Play as slowly as needed
It might be tempting to take a fast piece at tempo from the get-go, but remember that in order to master it, you’ll reap benefits by starting at the speed at which you can play it cleanly, gradually increasing the tempo until you’ve got it down
If it doesn’t sound right, stop and figure out why
Rather than gloss over a phrase that seems off kilter, take a moment to understand what’s going on. Are you playing the wrong pitch or rhythm? Are you not articulating the note(s) cleanly? Identify and correct problems before proceeding.
Listen critically, but don’t criticize yourself
This ties into the above tip. Beating yourself up can lead to frustration and discourage you from practicing, so try to listen objectively to your playing, zeroing in on mistakes without judgment. It can be helpful to record yourself for this purpose.
Take frequent short breaks to rest your hands and mind
In the worst cases, powering through practice sessions can lead to permanent injury. As with any physical activity, always remember to periodically set down your instrument, stretch, and clear your head. Tending to your body and mind will go a long way toward establishing healthier and more productive practice routines.

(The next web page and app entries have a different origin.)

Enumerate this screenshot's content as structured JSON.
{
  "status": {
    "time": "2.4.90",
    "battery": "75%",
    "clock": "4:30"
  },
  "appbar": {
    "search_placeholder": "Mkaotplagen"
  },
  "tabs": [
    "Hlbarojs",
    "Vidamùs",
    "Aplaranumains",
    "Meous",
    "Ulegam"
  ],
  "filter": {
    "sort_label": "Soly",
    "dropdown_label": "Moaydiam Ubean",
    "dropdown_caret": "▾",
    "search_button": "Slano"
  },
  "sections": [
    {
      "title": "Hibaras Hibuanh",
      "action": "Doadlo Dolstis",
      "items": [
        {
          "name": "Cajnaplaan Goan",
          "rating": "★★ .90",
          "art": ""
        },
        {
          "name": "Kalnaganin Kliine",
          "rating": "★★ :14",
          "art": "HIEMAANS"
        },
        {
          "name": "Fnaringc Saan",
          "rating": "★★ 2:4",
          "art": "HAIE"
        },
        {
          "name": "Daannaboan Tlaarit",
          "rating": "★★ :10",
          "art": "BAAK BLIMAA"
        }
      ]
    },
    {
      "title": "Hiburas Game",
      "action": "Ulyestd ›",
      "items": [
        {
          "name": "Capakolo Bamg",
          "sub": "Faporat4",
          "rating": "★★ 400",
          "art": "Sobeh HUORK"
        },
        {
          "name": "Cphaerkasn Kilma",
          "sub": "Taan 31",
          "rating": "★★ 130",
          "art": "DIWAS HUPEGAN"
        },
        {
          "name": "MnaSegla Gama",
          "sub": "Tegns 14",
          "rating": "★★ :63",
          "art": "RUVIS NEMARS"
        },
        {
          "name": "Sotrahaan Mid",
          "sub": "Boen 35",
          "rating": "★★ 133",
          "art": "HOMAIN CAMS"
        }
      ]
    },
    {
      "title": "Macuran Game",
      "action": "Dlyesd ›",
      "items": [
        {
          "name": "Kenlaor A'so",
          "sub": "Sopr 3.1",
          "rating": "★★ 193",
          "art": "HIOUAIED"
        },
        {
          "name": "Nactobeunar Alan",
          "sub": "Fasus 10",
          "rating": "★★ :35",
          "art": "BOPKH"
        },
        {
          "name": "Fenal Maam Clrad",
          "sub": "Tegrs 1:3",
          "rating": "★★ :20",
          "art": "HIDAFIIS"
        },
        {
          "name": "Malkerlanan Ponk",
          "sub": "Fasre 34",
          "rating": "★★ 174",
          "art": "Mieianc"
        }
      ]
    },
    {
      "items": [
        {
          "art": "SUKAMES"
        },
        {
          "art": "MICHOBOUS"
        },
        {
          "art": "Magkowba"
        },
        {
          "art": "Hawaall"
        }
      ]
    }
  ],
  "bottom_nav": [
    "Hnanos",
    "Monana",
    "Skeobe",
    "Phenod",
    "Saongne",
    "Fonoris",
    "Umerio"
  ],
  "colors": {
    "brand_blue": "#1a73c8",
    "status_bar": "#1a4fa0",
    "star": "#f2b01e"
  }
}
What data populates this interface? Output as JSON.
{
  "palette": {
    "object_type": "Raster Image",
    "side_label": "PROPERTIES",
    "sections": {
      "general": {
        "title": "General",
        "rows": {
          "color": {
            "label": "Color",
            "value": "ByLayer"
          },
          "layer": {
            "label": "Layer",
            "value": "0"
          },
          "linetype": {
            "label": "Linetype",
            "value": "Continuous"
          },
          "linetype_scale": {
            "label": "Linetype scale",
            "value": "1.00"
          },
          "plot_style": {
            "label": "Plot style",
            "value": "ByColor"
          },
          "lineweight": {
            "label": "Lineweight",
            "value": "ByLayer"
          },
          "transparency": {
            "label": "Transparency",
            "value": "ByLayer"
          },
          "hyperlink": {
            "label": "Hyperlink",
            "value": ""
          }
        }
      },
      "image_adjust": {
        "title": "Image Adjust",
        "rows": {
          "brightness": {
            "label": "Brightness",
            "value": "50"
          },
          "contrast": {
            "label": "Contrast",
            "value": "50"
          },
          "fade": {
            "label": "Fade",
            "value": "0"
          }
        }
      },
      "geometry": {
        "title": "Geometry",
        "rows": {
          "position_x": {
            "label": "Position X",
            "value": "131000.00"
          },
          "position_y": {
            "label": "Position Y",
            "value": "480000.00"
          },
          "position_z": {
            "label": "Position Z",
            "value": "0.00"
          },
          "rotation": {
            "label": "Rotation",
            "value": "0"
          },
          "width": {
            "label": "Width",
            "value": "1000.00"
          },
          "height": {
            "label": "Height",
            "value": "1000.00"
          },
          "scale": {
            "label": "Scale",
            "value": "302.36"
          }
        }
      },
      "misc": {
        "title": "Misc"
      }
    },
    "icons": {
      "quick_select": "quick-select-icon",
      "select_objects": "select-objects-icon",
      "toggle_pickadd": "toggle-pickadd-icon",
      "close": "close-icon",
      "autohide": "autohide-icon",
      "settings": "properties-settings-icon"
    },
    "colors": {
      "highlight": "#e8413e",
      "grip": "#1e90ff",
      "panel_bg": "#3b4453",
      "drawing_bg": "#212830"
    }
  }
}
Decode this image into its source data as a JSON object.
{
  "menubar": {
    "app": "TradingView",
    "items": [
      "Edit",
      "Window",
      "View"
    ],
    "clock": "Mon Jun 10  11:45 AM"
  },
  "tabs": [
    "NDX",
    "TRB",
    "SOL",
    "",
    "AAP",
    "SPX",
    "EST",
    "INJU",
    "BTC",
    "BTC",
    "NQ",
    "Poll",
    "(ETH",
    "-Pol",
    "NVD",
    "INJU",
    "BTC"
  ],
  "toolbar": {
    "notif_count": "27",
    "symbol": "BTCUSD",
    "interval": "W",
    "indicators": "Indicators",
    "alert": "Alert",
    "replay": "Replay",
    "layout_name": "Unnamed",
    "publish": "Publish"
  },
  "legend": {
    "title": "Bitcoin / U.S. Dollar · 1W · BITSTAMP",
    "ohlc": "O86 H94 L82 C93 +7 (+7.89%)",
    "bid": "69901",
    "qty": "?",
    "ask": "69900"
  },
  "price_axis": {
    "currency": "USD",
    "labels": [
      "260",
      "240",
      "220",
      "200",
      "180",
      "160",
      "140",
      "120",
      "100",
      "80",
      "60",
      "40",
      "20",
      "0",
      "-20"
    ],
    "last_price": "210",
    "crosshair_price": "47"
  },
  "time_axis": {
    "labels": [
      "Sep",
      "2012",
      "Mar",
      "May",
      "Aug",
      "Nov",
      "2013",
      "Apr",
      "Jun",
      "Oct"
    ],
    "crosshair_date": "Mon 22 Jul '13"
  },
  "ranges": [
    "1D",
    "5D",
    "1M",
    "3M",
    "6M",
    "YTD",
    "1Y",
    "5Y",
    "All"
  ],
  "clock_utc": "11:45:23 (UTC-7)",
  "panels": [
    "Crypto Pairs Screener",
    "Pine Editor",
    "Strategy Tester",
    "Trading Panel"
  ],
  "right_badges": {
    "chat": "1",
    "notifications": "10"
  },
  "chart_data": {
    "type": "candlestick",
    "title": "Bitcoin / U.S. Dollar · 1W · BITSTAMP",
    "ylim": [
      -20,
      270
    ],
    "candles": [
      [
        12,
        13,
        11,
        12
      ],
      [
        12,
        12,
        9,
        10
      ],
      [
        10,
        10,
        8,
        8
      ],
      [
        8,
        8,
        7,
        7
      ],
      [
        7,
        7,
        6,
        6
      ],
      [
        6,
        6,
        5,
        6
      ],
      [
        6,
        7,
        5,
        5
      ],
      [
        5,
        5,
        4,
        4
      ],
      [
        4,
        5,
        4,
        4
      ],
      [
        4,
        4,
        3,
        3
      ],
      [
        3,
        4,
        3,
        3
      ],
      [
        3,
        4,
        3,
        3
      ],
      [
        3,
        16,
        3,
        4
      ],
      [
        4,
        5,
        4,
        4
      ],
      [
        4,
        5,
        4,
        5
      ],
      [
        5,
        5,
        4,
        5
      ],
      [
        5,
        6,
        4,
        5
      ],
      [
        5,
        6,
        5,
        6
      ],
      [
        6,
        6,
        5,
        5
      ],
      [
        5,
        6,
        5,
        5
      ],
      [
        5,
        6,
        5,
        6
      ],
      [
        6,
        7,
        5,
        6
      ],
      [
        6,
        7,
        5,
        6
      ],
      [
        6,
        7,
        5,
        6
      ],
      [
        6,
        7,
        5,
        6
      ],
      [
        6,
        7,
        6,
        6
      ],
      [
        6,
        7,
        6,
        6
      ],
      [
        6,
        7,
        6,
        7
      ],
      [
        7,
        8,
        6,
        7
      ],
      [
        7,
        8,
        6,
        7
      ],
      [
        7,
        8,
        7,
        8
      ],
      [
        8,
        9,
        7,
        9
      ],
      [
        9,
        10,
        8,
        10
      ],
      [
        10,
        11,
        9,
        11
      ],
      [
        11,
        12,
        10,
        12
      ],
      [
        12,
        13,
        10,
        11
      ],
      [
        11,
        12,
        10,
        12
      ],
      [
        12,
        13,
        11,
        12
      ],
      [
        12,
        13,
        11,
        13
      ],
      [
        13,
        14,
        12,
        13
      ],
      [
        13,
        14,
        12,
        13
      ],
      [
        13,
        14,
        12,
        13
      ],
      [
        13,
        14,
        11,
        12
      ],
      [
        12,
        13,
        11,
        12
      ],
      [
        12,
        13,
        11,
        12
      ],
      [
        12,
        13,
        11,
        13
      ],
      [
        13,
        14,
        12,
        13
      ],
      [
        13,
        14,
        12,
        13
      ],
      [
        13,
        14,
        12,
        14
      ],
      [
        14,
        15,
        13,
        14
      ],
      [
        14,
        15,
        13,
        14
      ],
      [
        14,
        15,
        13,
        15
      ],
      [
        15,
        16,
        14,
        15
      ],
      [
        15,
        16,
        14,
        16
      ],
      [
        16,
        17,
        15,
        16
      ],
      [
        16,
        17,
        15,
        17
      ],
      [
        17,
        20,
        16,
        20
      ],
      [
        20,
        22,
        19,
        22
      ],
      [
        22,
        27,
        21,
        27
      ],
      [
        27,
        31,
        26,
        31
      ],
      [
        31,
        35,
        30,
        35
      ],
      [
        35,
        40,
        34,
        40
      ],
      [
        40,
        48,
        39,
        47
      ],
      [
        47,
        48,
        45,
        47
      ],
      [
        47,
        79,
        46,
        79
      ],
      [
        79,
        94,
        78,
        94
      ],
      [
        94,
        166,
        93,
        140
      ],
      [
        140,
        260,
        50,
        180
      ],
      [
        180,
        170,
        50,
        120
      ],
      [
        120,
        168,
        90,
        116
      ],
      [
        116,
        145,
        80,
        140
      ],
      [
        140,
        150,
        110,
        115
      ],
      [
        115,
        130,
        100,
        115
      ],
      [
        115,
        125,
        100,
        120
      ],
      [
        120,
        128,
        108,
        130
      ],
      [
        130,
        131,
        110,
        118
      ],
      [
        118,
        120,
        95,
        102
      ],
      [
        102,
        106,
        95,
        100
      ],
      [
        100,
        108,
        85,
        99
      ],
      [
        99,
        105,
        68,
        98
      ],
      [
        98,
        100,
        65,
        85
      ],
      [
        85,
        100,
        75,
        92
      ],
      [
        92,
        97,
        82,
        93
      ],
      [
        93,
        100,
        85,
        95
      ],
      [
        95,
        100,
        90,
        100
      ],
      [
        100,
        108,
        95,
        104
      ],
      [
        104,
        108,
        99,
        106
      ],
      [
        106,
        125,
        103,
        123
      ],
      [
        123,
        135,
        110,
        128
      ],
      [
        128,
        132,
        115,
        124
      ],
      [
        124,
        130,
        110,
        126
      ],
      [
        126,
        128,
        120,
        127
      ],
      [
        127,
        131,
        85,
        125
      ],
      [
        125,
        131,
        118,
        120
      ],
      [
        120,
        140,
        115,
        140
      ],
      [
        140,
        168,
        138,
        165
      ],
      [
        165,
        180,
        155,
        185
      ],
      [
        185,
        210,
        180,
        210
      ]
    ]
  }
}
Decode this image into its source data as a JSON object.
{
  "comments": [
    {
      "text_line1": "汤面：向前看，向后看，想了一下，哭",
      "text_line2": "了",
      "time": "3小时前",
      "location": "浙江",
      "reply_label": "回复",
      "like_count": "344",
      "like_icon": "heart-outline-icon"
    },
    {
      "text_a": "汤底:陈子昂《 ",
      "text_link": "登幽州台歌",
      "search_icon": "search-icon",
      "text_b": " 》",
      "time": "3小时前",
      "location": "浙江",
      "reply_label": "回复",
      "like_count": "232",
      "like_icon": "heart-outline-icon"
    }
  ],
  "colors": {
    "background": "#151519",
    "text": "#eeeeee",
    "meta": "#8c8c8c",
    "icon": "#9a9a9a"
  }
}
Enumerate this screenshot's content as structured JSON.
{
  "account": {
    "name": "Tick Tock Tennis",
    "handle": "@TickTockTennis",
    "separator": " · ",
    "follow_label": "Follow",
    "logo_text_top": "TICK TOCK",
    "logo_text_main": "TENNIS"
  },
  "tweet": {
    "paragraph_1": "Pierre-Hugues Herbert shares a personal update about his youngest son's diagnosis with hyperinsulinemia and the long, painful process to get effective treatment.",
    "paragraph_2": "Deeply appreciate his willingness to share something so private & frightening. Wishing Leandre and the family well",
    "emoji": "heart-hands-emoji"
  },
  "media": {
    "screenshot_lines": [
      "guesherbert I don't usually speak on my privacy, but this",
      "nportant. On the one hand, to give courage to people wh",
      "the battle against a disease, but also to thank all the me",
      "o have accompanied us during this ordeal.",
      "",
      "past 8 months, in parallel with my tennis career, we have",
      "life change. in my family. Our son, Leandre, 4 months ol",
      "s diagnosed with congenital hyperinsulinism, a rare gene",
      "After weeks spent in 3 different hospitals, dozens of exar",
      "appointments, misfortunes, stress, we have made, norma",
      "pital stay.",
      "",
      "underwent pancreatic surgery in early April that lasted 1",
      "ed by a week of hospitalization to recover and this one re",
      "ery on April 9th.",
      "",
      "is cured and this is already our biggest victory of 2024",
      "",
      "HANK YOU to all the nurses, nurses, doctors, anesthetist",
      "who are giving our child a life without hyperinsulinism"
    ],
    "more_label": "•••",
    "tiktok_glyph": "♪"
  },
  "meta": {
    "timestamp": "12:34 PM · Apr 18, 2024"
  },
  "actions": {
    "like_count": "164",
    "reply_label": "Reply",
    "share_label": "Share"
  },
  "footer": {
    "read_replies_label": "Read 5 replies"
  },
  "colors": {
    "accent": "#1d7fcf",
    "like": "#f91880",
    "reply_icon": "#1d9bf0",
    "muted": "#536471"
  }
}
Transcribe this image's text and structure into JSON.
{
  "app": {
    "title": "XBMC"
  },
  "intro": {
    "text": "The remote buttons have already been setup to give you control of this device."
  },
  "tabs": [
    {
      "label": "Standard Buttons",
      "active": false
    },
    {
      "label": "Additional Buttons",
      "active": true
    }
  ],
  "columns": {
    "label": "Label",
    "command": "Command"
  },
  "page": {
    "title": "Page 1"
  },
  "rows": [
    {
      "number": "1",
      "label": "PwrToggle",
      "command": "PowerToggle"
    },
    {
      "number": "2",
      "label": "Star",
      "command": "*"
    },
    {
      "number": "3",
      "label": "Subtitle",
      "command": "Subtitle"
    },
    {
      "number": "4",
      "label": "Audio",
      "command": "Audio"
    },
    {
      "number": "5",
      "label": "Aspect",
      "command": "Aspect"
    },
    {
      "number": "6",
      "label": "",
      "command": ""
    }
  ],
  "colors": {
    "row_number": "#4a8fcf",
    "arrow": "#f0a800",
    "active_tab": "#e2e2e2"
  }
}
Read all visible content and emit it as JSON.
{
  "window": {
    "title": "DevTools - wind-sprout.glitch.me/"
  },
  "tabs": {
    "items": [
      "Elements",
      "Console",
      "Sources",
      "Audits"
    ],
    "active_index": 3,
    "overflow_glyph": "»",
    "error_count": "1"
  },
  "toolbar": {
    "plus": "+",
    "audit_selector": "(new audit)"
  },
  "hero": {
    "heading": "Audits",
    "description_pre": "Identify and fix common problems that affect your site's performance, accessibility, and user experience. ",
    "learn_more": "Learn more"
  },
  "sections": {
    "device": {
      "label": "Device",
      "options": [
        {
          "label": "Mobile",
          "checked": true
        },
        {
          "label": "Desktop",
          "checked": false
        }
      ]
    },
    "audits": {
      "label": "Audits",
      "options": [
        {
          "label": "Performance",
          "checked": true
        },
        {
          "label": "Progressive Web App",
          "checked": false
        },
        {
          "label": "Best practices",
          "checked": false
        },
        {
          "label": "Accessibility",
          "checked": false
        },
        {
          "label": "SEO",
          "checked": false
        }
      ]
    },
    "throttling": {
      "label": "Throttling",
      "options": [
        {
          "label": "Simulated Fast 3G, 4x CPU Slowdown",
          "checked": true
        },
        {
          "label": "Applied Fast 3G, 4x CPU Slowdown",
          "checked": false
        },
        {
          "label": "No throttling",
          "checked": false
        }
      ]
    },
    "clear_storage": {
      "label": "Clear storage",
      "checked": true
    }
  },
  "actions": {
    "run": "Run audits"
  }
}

Practicing isn’t just about techniques and skills, it’s about expression and feeling, too. Don’t make the mistake of thinking First I’ll learn the notes, then I’ll add the music. Everything you practice—whether a scales, chord progressions, or song—gives you an opportunity to work on being musical.